CHARLES STEWART has held singing and choral music at the heart of his musical interests since childhood. Born in Edinburgh, he was awarded a Choral Scholarship at St John’s College, Cambridge, where he sang in the Chapel Choir under the direction of Dr George Guest. During this period Charles began conducting, with performances including Brahms’ Ein Deutsches Requiem
and Mozart’s Mass in C minor
. He also won a scholarship to the Royal Academy of Music to continue post-graduate singing studies.
In 1977 Charles began singing with the Monteverdi Choir, a connection which was to last a decade. Under the direction of Sir John Eliot Gardiner, he sang in concerts, broadcasts and recordings throughout Europe. Solo performances included the Festivals of Edinburgh, Bruges, Göttingen, Innsbrück, Flanders and the City of London and performances in Berlin, Stuttgart, Rome, Paris, and the Teatro alla Scala, Milan. He also sang with the BBC Singers and made a number of oratorio appearances throughout Britain in a wide range of repertoire.
Since his ordination in 1987, Charles has continued to be closely involved in music both as singer and conductor. Prior to his appointment as Vicar of Walton-on-Thames in 2006, Charles spent 12 years as Precentor of Winchester Cathedral where he was involved in commissioning music from James MacMillan, Judith Bingham, Sir John Tavener, Andrew Simpson and Francis Pott. In 2015 he took up the post of Vicar of Christchurch.
Charles Stewart was appointed conductor of Southern Voices in the summer of 2002. Under his’ direction, Southern Voices concerts became widely acclaimed as inspirational journeys of musical and emotional discovery for singers and audiences alike.

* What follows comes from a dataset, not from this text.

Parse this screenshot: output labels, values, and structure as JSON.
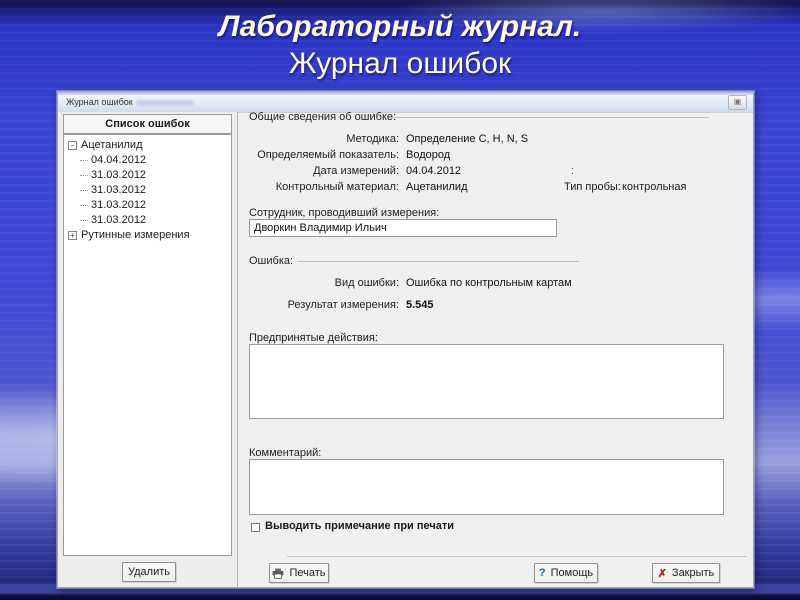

Between 2002 and 2011 he directed the choir in a challenging and ever-expanding repertoire of music, ranging from plainsong to the world premiere of Andrew Simpson’s Magnificat. Highlights have included Rachmaninov’s All Night Vigil (Vespers)
, Bach’s Mass in B minor
, St John Passion
and St Matthew Passion
, the Monteverdi Vespers (1610)
and a world premiere performance of Sir John Tavener’s Marienhymne